**PROBLEM DETAILS:**
Exactly as given, repeat all of the entries.
[Start of section]
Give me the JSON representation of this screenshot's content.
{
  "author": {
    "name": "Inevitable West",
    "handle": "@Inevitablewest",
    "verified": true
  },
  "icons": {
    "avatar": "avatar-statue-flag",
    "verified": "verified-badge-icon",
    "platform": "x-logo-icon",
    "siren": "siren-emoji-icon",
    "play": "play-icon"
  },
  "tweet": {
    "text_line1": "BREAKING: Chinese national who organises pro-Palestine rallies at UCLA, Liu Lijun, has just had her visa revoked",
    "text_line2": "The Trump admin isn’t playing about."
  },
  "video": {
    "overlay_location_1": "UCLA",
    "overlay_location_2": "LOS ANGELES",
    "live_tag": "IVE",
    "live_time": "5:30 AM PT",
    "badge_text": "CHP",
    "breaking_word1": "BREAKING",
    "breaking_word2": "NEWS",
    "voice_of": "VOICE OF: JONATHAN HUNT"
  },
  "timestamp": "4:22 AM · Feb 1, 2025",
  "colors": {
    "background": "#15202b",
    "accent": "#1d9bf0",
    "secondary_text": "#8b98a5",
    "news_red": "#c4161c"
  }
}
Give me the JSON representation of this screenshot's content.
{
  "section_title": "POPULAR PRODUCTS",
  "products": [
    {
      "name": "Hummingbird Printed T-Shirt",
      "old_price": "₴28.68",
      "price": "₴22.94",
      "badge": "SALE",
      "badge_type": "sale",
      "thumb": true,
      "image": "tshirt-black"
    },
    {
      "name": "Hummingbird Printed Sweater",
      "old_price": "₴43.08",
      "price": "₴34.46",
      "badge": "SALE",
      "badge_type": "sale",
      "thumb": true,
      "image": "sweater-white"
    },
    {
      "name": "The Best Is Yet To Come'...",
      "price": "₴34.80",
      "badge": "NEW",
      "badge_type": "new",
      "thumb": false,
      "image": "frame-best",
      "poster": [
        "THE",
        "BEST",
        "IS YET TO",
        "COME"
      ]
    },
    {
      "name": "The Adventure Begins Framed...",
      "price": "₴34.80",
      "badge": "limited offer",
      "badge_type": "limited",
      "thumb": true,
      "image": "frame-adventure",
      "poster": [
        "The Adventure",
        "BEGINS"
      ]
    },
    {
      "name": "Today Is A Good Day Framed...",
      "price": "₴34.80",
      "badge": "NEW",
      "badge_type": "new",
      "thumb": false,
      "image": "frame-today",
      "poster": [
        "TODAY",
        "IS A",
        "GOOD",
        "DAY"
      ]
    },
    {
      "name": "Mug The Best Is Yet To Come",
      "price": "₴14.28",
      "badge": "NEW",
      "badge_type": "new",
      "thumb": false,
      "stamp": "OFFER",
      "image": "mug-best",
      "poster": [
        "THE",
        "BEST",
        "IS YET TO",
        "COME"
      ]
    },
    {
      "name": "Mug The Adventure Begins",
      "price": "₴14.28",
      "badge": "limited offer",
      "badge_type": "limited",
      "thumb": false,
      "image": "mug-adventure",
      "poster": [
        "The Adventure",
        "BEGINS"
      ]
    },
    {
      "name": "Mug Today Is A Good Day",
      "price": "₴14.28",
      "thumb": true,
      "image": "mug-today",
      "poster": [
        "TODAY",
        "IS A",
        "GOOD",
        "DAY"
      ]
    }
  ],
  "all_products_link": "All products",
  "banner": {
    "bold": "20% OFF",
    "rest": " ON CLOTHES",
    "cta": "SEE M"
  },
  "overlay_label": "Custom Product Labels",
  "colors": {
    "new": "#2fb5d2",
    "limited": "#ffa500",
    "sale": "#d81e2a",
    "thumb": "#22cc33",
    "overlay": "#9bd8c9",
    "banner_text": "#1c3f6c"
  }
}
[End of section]
**RESPONSE TO THIS TASK:**
Give me the JSON representation of this screenshot's content.
{
  "author": {
    "name": "Inevitable West",
    "handle": "@Inevitablewest",
    "verified": true
  },
  "icons": {
    "avatar": "avatar-statue-flag",
    "verified": "verified-badge-icon",
    "platform": "x-logo-icon",
    "siren": "siren-emoji-icon",
    "play": "play-icon"
  },
  "tweet": {
    "text_line1": "BREAKING: Chinese national who organises pro-Palestine rallies at UCLA, Liu Lijun, has just had her visa revoked",
    "text_line2": "The Trump admin isn’t playing about."
  },
  "video": {
    "overlay_location_1": "UCLA",
    "overlay_location_2": "LOS ANGELES",
    "live_tag": "IVE",
    "live_time": "5:30 AM PT",
    "badge_text": "CHP",
    "breaking_word1": "BREAKING",
    "breaking_word2": "NEWS",
    "voice_of": "VOICE OF: JONATHAN HUNT"
  },
  "timestamp": "4:22 AM · Feb 1, 2025",
  "colors": {
    "background": "#15202b",
    "accent": "#1d9bf0",
    "secondary_text": "#8b98a5",
    "news_red": "#c4161c"
  }
}
Give me the JSON representation of this screenshot's content.
{
  "section_title": "POPULAR PRODUCTS",
  "products": [
    {
      "name": "Hummingbird Printed T-Shirt",
      "old_price": "₴28.68",
      "price": "₴22.94",
      "badge": "SALE",
      "badge_type": "sale",
      "thumb": true,
      "image": "tshirt-black"
    },
    {
      "name": "Hummingbird Printed Sweater",
      "old_price": "₴43.08",
      "price": "₴34.46",
      "badge": "SALE",
      "badge_type": "sale",
      "thumb": true,
      "image": "sweater-white"
    },
    {
      "name": "The Best Is Yet To Come'...",
      "price": "₴34.80",
      "badge": "NEW",
      "badge_type": "new",
      "thumb": false,
      "image": "frame-best",
      "poster": [
        "THE",
        "BEST",
        "IS YET TO",
        "COME"
      ]
    },
    {
      "name": "The Adventure Begins Framed...",
      "price": "₴34.80",
      "badge": "limited offer",
      "badge_type": "limited",
      "thumb": true,
      "image": "frame-adventure",
      "poster": [
        "The Adventure",
        "BEGINS"
      ]
    },
    {
      "name": "Today Is A Good Day Framed...",
      "price": "₴34.80",
      "badge": "NEW",
      "badge_type": "new",
      "thumb": false,
      "image": "frame-today",
      "poster": [
        "TODAY",
        "IS A",
        "GOOD",
        "DAY"
      ]
    },
    {
      "name": "Mug The Best Is Yet To Come",
      "price": "₴14.28",
      "badge": "NEW",
      "badge_type": "new",
      "thumb": false,
      "stamp": "OFFER",
      "image": "mug-best",
      "poster": [
        "THE",
        "BEST",
        "IS YET TO",
        "COME"
      ]
    },
    {
      "name": "Mug The Adventure Begins",
      "price": "₴14.28",
      "badge": "limited offer",
      "badge_type": "limited",
      "thumb": false,
      "image": "mug-adventure",
      "poster": [
        "The Adventure",
        "BEGINS"
      ]
    },
    {
      "name": "Mug Today Is A Good Day",
      "price": "₴14.28",
      "thumb": true,
      "image": "mug-today",
      "poster": [
        "TODAY",
        "IS A",
        "GOOD",
        "DAY"
      ]
    }
  ],
  "all_products_link": "All products",
  "banner": {
    "bold": "20% OFF",
    "rest": " ON CLOTHES",
    "cta": "SEE M"
  },
  "overlay_label": "Custom Product Labels",
  "colors": {
    "new": "#2fb5d2",
    "limited": "#ffa500",
    "sale": "#d81e2a",
    "thumb": "#22cc33",
    "overlay": "#9bd8c9",
    "banner_text": "#1c3f6c"
  }
}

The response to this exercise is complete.